It’s been a rough day for Uber’s overseas operations.
On Wednesday morning, a German court ruled that Uber was violating certain commercial passenger laws with its UberPOP service, which allows drivers to shuttle riders around without requiring the drivers to be professionally licensed. Each violation of the law, the court ruled, would be punishable with a €250,000 fine, or roughly $266,000.
UberBlack and UberTaxi are not affected by this decision, as both of those services use professional drivers. But the problem with UberPOP in Germany may be deeper than just closing a simple loophole; as German judge Joachim Nickel said, “In terms of constitutional and European law the business model is not approvable.”

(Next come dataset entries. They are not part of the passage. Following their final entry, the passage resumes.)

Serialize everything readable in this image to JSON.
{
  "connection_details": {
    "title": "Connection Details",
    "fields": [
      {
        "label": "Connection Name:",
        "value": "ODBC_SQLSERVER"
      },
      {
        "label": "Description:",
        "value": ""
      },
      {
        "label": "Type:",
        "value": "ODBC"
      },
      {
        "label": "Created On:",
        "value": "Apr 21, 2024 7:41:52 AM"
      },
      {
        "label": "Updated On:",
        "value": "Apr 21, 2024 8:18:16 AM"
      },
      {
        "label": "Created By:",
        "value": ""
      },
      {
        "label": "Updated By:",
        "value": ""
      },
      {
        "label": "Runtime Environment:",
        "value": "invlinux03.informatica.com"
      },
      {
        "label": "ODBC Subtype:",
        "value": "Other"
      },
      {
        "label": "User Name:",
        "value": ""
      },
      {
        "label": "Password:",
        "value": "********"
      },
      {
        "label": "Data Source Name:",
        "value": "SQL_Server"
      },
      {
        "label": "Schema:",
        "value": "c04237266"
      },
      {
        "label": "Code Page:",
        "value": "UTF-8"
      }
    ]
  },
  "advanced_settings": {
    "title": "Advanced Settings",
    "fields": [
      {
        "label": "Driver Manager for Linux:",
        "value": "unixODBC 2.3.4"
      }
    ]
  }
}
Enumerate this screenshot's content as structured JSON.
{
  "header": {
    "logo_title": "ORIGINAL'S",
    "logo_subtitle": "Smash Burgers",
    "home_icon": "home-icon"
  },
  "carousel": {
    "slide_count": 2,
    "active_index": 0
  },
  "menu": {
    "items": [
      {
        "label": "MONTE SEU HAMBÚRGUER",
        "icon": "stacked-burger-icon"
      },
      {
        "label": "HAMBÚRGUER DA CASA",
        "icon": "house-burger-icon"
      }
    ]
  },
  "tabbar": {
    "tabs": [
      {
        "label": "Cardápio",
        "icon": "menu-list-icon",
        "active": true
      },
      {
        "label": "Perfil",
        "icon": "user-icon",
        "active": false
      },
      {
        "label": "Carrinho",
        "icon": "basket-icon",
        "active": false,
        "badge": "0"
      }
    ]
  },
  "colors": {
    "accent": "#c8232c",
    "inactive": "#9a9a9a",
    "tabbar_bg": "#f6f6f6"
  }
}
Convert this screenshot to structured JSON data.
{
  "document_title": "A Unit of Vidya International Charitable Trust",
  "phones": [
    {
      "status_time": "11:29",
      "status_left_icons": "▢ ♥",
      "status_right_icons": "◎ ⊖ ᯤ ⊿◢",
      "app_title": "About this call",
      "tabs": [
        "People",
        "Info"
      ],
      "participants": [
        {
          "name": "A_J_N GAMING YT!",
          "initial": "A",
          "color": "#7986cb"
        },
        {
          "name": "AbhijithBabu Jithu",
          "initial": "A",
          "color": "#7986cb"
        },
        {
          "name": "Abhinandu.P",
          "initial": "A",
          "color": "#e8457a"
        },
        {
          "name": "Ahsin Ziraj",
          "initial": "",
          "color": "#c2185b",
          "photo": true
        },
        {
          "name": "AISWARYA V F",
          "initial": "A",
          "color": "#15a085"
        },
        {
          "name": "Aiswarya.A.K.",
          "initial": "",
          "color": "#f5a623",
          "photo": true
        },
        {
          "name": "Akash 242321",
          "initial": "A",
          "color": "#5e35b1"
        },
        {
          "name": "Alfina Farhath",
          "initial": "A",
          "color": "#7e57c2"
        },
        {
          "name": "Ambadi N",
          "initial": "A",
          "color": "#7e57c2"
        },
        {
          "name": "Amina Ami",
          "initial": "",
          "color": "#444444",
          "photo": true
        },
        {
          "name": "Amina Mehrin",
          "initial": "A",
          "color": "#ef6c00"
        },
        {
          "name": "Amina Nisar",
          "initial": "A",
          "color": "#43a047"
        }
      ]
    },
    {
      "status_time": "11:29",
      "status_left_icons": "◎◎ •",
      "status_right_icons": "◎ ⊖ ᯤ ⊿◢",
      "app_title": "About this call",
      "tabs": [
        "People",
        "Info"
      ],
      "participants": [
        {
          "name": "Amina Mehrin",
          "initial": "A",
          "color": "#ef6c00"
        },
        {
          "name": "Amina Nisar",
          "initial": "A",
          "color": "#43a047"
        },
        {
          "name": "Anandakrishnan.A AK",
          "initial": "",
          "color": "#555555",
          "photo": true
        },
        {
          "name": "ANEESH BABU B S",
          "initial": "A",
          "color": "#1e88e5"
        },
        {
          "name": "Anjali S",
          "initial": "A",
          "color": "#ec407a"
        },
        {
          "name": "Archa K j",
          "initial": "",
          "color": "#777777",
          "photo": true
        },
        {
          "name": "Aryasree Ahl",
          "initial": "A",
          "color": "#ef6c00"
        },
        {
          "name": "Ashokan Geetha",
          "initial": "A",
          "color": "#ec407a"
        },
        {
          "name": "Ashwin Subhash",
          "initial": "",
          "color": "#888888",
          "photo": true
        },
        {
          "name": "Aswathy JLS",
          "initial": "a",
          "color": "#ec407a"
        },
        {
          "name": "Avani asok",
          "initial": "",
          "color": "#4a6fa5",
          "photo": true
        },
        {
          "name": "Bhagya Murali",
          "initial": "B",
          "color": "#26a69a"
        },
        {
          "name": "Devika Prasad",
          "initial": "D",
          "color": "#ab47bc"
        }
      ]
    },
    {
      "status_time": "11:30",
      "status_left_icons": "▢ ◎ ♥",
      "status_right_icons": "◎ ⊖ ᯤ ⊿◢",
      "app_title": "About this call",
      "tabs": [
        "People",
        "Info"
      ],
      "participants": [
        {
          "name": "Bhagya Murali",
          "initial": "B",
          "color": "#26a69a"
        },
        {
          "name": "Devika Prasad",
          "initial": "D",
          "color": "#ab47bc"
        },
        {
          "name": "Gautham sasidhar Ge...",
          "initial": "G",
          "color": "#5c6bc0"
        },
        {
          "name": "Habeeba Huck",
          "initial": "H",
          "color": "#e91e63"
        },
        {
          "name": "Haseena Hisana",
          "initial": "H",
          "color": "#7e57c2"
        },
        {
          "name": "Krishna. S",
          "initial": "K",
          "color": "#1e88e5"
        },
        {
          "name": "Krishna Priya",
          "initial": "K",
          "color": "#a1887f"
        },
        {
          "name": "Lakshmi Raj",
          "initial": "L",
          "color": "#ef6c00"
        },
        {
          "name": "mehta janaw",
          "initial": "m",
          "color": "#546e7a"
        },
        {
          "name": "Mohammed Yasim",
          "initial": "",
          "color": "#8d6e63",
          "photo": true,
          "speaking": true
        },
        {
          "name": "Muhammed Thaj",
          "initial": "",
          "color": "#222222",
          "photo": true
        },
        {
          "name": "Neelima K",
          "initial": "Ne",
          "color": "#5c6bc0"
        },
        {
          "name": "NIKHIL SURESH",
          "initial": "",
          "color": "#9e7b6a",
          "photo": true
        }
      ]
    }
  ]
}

Elsewhere on the continent, more than two dozen armed police officers raided Uber’s office in France on Wednesday morning, seizing cell phones and emails from the company’s workers, according to TheNextWeb. The report quotes an Uber official as saying, “the exact reason for this visit remains unclear,” but it’s likely that the raid has something to do with the enforcement of Loi Thévenoud, a law that went into effect at the start of 2015. The law regulates taxis and VTCs (verified travel consultants) to make sure they are properly licensed.
Uber has been in legal limbo in France for years. In January of this year, aFrench court ruled that it would not ban UberPOP, despite the passage of Loi Thévenoud. But today’s raid comes just days after the country highlighted two main provisions of the law that UberPOP appears to violate. Uber’s other services, however, remain legal in France.
“UberPOP is a service that doesn’t respect national regulation when it comes to insurance, social rights for drivers, and protection for consumers,”Axelle Lemaire, France’s Deputy Minister for the Digital Sector, told Fusion earlier this month. “But Uber as a platform where it’s easy for consumers to find an efficient and high quality service is welcome in France.”
Thousands of miles away from Paris, Uber also caught some bad news in South Korea. This morning, police in Seoul arrested several local Uber workers, and seized more than 400 pieces of evidence from the company’s offices. South Korea has been warring with Uber for months: last year, there was an a warrant issued for the arrest of Uber’s CEO, Travis Kalanick, for running an operation that violates the country’s transportation laws.
Today’s Seoul raid is the latest aggression against Uber, which is being accused of breaking Korean laws, which prevent unregistered transportation services. Uber had previously suspended its Seoul UberX operations while it tried to bring them into compliance with local laws. It then began offering free rides in Seoul, which may have angered local officials, even if it delighted customers.
“Uber’s service is used worldwide, but most of its cars and drivers are unlicensed,” a spokesperson for Seoul District Police told ZDNet. “It disturbs the cab industry, and they are not paying any taxes because there are no proper taxation processes in place.”
With all of these global battles unfolding simultaneously, it’s no wonder that Uber’s war chest needs to be so large. Uber “campaign manager” David Plouffe might want to brush up on his Rosetta Stone.